_WHAT YOU ARE ASKED TO DO_
From the records, pick out and copy each line containing "アーノルド".

(Records contained in a dataset)
——————

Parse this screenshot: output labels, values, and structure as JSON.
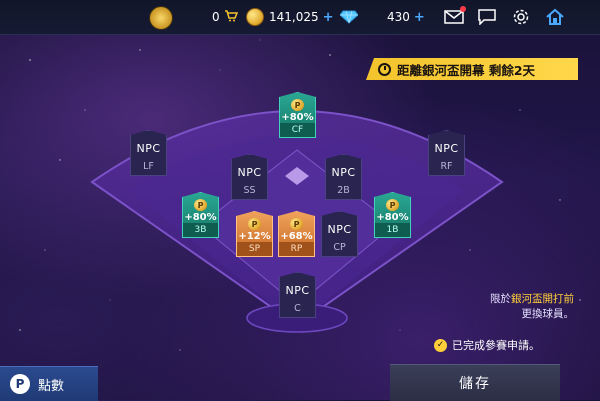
{
  "topbar": {
    "cart_count": "0",
    "coins": "141,025",
    "gems": "430",
    "plus": "+",
    "icons": [
      "medal-icon",
      "cart-icon",
      "coin-icon",
      "gem-icon",
      "mail-icon",
      "chat-icon",
      "gear-icon",
      "home-icon"
    ],
    "accent": "#4aa8ff"
  },
  "banner": {
    "text": "距離銀河盃開幕 剩餘2天",
    "color": "#ffd84a"
  },
  "field": {
    "cards": [
      {
        "key": "cf",
        "type": "teal",
        "pct": "+80%",
        "pos": "CF"
      },
      {
        "key": "lf",
        "type": "npc",
        "name": "NPC",
        "pos": "LF"
      },
      {
        "key": "rf",
        "type": "npc",
        "name": "NPC",
        "pos": "RF"
      },
      {
        "key": "ss",
        "type": "npc",
        "name": "NPC",
        "pos": "SS"
      },
      {
        "key": "2b",
        "type": "npc",
        "name": "NPC",
        "pos": "2B"
      },
      {
        "key": "3b",
        "type": "teal",
        "pct": "+80%",
        "pos": "3B"
      },
      {
        "key": "sp",
        "type": "orange",
        "pct": "+12%",
        "pos": "SP"
      },
      {
        "key": "rp",
        "type": "orange",
        "pct": "+68%",
        "pos": "RP"
      },
      {
        "key": "cp",
        "type": "npc",
        "name": "NPC",
        "pos": "CP"
      },
      {
        "key": "1b",
        "type": "teal",
        "pct": "+80%",
        "pos": "1B"
      },
      {
        "key": "c",
        "type": "npc",
        "name": "NPC",
        "pos": "C"
      }
    ],
    "badge_letter": "P"
  },
  "note": {
    "line1_prefix": "限於",
    "line1_highlight": "銀河盃開打前",
    "line2": "更換球員。"
  },
  "status": {
    "done_text": "已完成參賽申請。",
    "check": "✓"
  },
  "bottom": {
    "points_label": "點數",
    "points_icon_letter": "P",
    "save_label": "儲存"
  }
}
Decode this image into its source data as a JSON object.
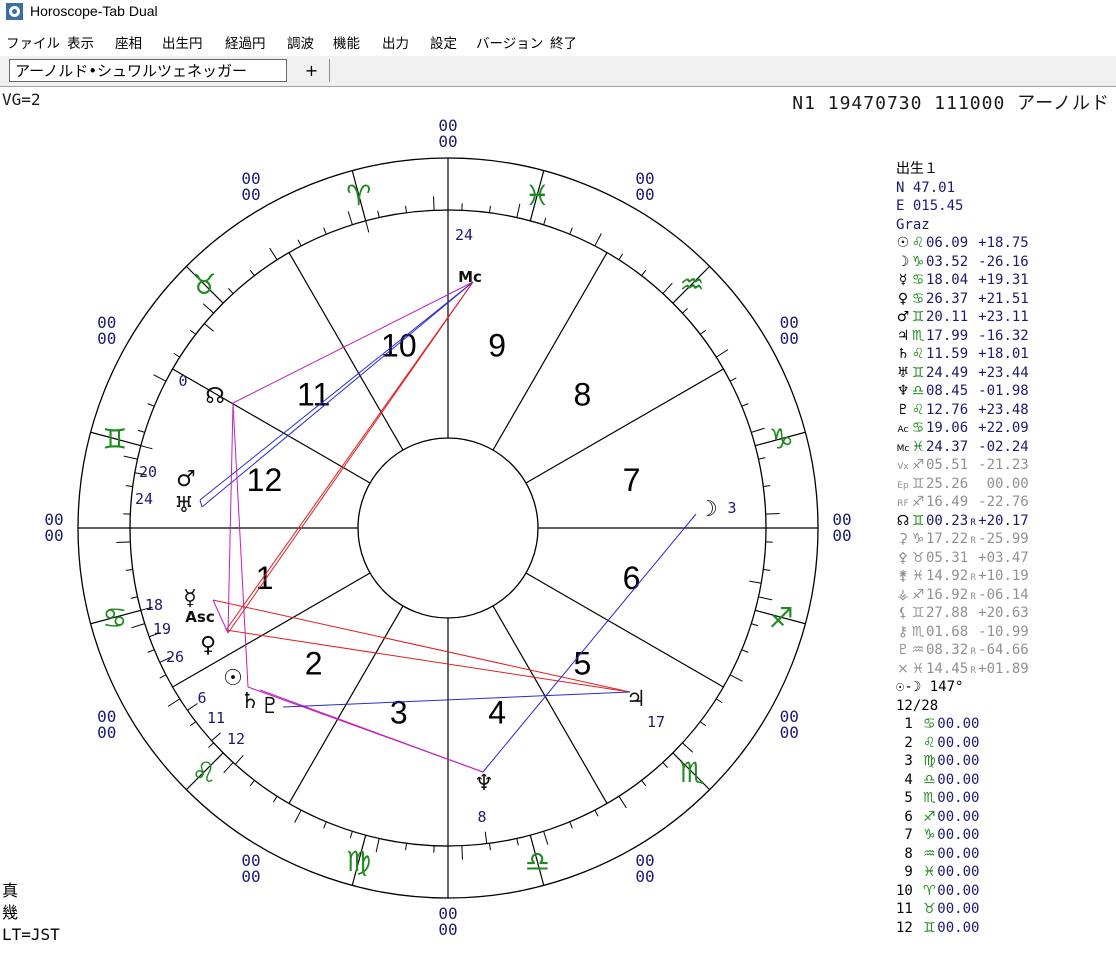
{
  "window": {
    "title": "Horoscope-Tab Dual"
  },
  "menu": [
    "ファイル",
    "表示",
    "座相",
    "出生円",
    "経過円",
    "調波",
    "機能",
    "出力",
    "設定",
    "バージョン",
    "終了"
  ],
  "tabs": {
    "active": "アーノルド•シュワルツェネッガー",
    "add": "+"
  },
  "header": {
    "vg": "VG=2",
    "record": "N1 19470730 111000 アーノルド"
  },
  "footer": {
    "line1": "真",
    "line2": "幾",
    "line3": "LT=JST"
  },
  "chart": {
    "axis_marks": "00",
    "houses": [
      "1",
      "2",
      "3",
      "4",
      "5",
      "6",
      "7",
      "8",
      "9",
      "10",
      "11",
      "12"
    ],
    "signs": [
      "aries",
      "taurus",
      "gemini",
      "cancer",
      "leo",
      "virgo",
      "libra",
      "scorpio",
      "sagittarius",
      "capricorn",
      "aquarius",
      "pisces"
    ],
    "planet_degrees": {
      "mc": "24",
      "node": "0",
      "mars": "20",
      "uranus": "24",
      "mercury": "18",
      "asc": "19",
      "venus": "26",
      "sun": "6",
      "saturn": "11",
      "pluto": "12",
      "moon": "3",
      "jupiter": "17",
      "neptune": "8"
    },
    "colors": {
      "sign_glyph": "#1f8a1f",
      "house_num": "#000000",
      "aspect_red": "#e02020",
      "aspect_blue": "#2a2ad0",
      "aspect_magenta": "#c020c0",
      "label": "#1b1b6e"
    }
  },
  "side": {
    "heading": "出生１",
    "lat": "N  47.01",
    "lon": "E 015.45",
    "place": "Graz",
    "planets": [
      {
        "glyph": "☉",
        "sign": "♌",
        "pos": "06.09",
        "r": "",
        "decl": "+18.75",
        "style": "dark"
      },
      {
        "glyph": "☽",
        "sign": "♑",
        "pos": "03.52",
        "r": "",
        "decl": "-26.16",
        "style": "dark"
      },
      {
        "glyph": "☿",
        "sign": "♋",
        "pos": "18.04",
        "r": "",
        "decl": "+19.31",
        "style": "dark"
      },
      {
        "glyph": "♀",
        "sign": "♋",
        "pos": "26.37",
        "r": "",
        "decl": "+21.51",
        "style": "dark"
      },
      {
        "glyph": "♂",
        "sign": "♊",
        "pos": "20.11",
        "r": "",
        "decl": "+23.11",
        "style": "dark"
      },
      {
        "glyph": "♃",
        "sign": "♏",
        "pos": "17.99",
        "r": "",
        "decl": "-16.32",
        "style": "dark"
      },
      {
        "glyph": "♄",
        "sign": "♌",
        "pos": "11.59",
        "r": "",
        "decl": "+18.01",
        "style": "dark"
      },
      {
        "glyph": "♅",
        "sign": "♊",
        "pos": "24.49",
        "r": "",
        "decl": "+23.44",
        "style": "dark"
      },
      {
        "glyph": "♆",
        "sign": "♎",
        "pos": "08.45",
        "r": "",
        "decl": "-01.98",
        "style": "dark"
      },
      {
        "glyph": "♇",
        "sign": "♌",
        "pos": "12.76",
        "r": "",
        "decl": "+23.48",
        "style": "dark"
      },
      {
        "glyph": "Ac",
        "sign": "♋",
        "pos": "19.06",
        "r": "",
        "decl": "+22.09",
        "style": "dark"
      },
      {
        "glyph": "Mc",
        "sign": "♓",
        "pos": "24.37",
        "r": "",
        "decl": "-02.24",
        "style": "dark"
      },
      {
        "glyph": "Vx",
        "sign": "♐",
        "pos": "05.51",
        "r": "",
        "decl": "-21.23",
        "style": "grey"
      },
      {
        "glyph": "Ep",
        "sign": "♊",
        "pos": "25.26",
        "r": "",
        "decl": " 00.00",
        "style": "grey"
      },
      {
        "glyph": "RF",
        "sign": "♐",
        "pos": "16.49",
        "r": "",
        "decl": "-22.76",
        "style": "grey"
      },
      {
        "glyph": "☊",
        "sign": "♊",
        "pos": "00.23",
        "r": "R",
        "decl": "+20.17",
        "style": "dark"
      },
      {
        "glyph": "⚳",
        "sign": "♑",
        "pos": "17.22",
        "r": "R",
        "decl": "-25.99",
        "style": "grey"
      },
      {
        "glyph": "⚴",
        "sign": "♉",
        "pos": "05.31",
        "r": "",
        "decl": "+03.47",
        "style": "grey"
      },
      {
        "glyph": "⚵",
        "sign": "♓",
        "pos": "14.92",
        "r": "R",
        "decl": "+10.19",
        "style": "grey"
      },
      {
        "glyph": "⚶",
        "sign": "♐",
        "pos": "16.92",
        "r": "R",
        "decl": "-06.14",
        "style": "grey"
      },
      {
        "glyph": "⚸",
        "sign": "♊",
        "pos": "27.88",
        "r": "",
        "decl": "+20.63",
        "style": "grey"
      },
      {
        "glyph": "⚷",
        "sign": "♏",
        "pos": "01.68",
        "r": "",
        "decl": "-10.99",
        "style": "grey"
      },
      {
        "glyph": "♇",
        "sign": "♒",
        "pos": "08.32",
        "r": "R",
        "decl": "-64.66",
        "style": "grey"
      },
      {
        "glyph": "×",
        "sign": "♓",
        "pos": "14.45",
        "r": "R",
        "decl": "+01.89",
        "style": "grey"
      }
    ],
    "phase": "☉-☽ 147°",
    "phase_day": "12/28",
    "cusps": [
      {
        "n": " 1",
        "sign": "♋",
        "pos": "00.00"
      },
      {
        "n": " 2",
        "sign": "♌",
        "pos": "00.00"
      },
      {
        "n": " 3",
        "sign": "♍",
        "pos": "00.00"
      },
      {
        "n": " 4",
        "sign": "♎",
        "pos": "00.00"
      },
      {
        "n": " 5",
        "sign": "♏",
        "pos": "00.00"
      },
      {
        "n": " 6",
        "sign": "♐",
        "pos": "00.00"
      },
      {
        "n": " 7",
        "sign": "♑",
        "pos": "00.00"
      },
      {
        "n": " 8",
        "sign": "♒",
        "pos": "00.00"
      },
      {
        "n": " 9",
        "sign": "♓",
        "pos": "00.00"
      },
      {
        "n": "10",
        "sign": "♈",
        "pos": "00.00"
      },
      {
        "n": "11",
        "sign": "♉",
        "pos": "00.00"
      },
      {
        "n": "12",
        "sign": "♊",
        "pos": "00.00"
      }
    ]
  }
}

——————

_OUTPUT OF THE EXERCISE_
    "active": "アーノルド•シュワルツェネッガー",
    "record": "N1 19470730 111000 アーノルド"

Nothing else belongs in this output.